[Items from an interface collection]
╭──

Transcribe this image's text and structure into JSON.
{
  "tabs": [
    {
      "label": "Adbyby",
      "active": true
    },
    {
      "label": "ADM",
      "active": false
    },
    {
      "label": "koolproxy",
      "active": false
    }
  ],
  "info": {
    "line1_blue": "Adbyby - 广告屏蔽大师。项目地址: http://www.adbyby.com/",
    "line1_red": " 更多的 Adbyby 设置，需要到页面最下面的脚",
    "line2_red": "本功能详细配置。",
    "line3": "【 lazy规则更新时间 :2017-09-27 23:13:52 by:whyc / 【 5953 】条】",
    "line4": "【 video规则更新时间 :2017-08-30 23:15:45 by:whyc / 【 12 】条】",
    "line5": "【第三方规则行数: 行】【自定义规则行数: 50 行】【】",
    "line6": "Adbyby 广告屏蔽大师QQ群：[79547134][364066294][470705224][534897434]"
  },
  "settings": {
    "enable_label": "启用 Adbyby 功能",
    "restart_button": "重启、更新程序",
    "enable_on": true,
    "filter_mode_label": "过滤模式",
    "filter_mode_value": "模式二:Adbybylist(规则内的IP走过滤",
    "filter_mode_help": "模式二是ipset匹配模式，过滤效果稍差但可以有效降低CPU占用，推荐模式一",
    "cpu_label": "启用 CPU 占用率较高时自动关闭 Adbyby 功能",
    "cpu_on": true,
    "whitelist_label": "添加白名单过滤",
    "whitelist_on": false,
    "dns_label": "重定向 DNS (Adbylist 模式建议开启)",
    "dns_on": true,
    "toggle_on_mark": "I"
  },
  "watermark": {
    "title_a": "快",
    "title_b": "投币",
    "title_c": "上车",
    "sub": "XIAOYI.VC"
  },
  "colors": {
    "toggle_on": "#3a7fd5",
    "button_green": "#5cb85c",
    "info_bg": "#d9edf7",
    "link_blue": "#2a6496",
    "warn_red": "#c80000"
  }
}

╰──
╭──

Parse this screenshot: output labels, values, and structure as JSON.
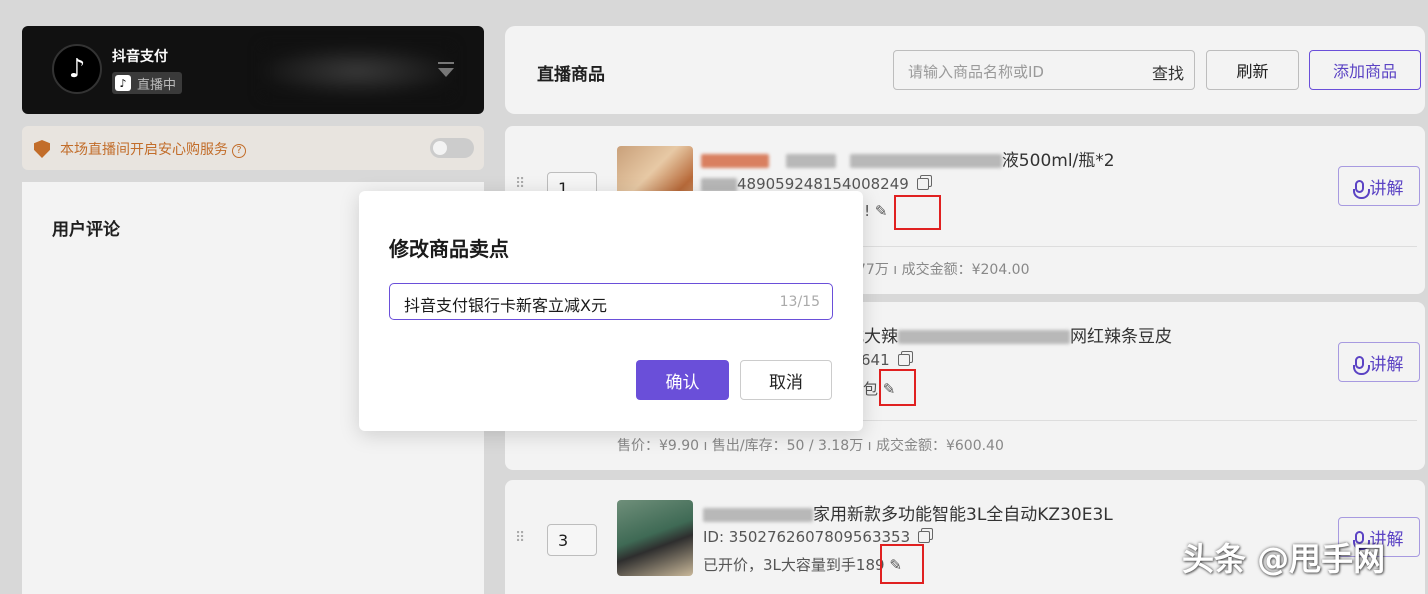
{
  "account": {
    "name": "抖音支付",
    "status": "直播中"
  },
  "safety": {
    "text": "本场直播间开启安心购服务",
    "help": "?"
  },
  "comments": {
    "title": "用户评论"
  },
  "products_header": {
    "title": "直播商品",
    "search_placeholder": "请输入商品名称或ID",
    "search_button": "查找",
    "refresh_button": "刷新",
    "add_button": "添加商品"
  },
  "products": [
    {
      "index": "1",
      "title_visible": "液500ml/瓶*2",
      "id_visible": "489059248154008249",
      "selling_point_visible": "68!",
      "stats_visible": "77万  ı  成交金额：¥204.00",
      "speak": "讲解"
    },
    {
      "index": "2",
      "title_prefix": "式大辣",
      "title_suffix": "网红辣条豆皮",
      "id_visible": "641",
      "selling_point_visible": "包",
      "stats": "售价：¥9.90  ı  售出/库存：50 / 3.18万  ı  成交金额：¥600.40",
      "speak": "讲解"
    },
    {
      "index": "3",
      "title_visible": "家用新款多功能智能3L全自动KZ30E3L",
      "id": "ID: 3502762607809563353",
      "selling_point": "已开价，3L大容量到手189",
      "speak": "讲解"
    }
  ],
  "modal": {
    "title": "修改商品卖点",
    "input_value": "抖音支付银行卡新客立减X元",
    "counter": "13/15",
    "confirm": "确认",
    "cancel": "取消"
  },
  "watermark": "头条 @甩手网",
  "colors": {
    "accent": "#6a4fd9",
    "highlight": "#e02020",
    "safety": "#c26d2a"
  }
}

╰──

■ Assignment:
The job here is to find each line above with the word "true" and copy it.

■ Task response:
      "active": true
    "enable_on": true,
    "cpu_on": true,
    "dns_on": true,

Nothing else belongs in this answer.